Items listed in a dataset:
· · · · ·

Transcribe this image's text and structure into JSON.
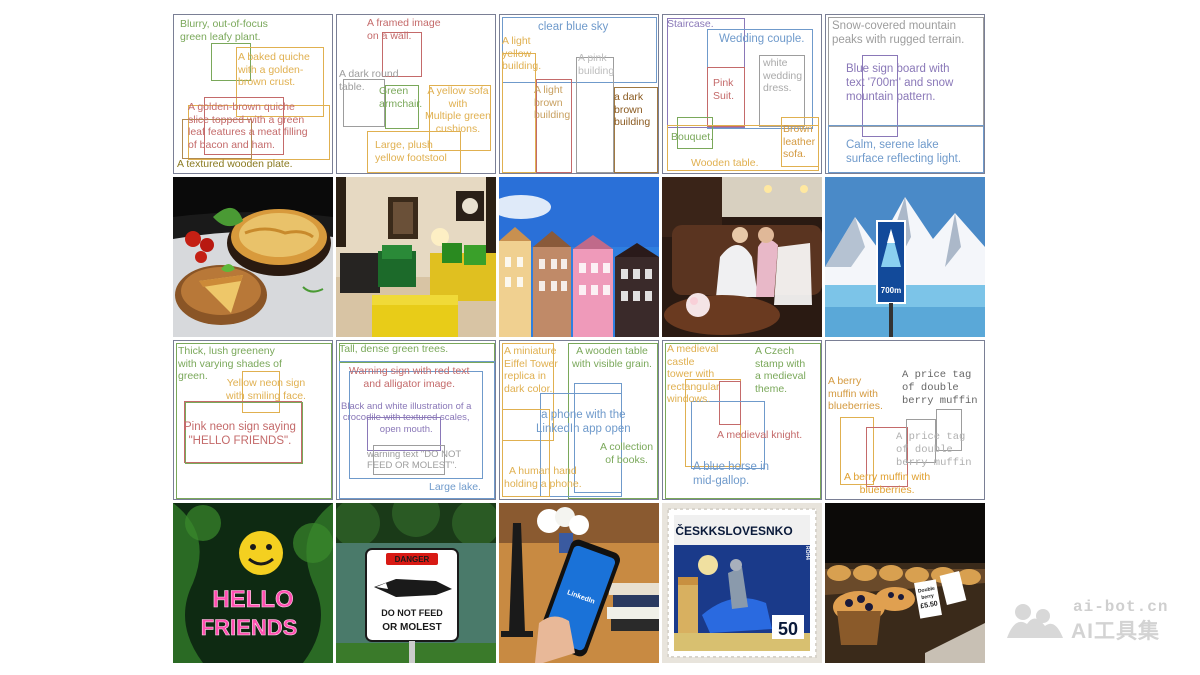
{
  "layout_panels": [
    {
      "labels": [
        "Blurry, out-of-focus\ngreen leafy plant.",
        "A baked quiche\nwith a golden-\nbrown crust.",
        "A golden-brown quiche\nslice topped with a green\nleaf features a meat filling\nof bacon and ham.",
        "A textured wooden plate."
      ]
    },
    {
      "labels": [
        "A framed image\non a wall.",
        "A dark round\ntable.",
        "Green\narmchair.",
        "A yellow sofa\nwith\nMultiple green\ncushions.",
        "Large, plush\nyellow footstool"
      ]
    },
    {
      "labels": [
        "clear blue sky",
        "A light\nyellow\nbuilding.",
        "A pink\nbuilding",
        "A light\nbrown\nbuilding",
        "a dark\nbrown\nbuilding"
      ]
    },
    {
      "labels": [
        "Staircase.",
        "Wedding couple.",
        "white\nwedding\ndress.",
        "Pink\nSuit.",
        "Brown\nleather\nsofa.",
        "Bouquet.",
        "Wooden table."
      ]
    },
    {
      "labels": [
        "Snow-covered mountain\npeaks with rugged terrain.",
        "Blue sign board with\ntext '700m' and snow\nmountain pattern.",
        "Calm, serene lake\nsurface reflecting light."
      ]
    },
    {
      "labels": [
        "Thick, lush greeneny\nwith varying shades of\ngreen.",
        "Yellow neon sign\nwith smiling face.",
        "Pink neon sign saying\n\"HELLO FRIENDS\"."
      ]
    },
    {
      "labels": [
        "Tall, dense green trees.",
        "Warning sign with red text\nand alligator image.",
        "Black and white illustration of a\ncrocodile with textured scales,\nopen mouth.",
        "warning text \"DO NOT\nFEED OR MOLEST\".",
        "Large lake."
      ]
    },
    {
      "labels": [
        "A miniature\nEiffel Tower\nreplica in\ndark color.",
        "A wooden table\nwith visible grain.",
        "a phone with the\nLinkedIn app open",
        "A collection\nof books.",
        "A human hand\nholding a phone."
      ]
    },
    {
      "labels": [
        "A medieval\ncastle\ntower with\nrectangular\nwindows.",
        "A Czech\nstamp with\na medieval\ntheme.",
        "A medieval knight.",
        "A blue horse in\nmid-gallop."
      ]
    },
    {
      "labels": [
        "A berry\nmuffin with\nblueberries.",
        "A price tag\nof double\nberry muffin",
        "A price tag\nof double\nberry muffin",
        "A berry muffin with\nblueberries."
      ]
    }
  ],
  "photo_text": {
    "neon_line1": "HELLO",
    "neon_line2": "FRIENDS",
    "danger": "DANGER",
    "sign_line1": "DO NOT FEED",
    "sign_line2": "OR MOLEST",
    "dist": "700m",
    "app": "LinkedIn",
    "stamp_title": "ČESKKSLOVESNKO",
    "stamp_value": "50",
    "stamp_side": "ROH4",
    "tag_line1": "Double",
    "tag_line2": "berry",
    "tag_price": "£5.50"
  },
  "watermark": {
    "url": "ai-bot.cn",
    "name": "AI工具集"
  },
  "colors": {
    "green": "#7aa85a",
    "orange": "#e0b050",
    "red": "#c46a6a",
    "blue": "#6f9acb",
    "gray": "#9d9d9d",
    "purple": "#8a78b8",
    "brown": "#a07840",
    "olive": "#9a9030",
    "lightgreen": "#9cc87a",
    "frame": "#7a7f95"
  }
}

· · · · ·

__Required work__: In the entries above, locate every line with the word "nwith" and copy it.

__Response__:
        "A baked quiche\nwith a golden-\nbrown crust.",
        "A yellow sofa\nwith\nMultiple green\ncushions.",
        "Thick, lush greeneny\nwith varying shades of\ngreen.",
        "Yellow neon sign\nwith smiling face.",
        "A wooden table\nwith visible grain.",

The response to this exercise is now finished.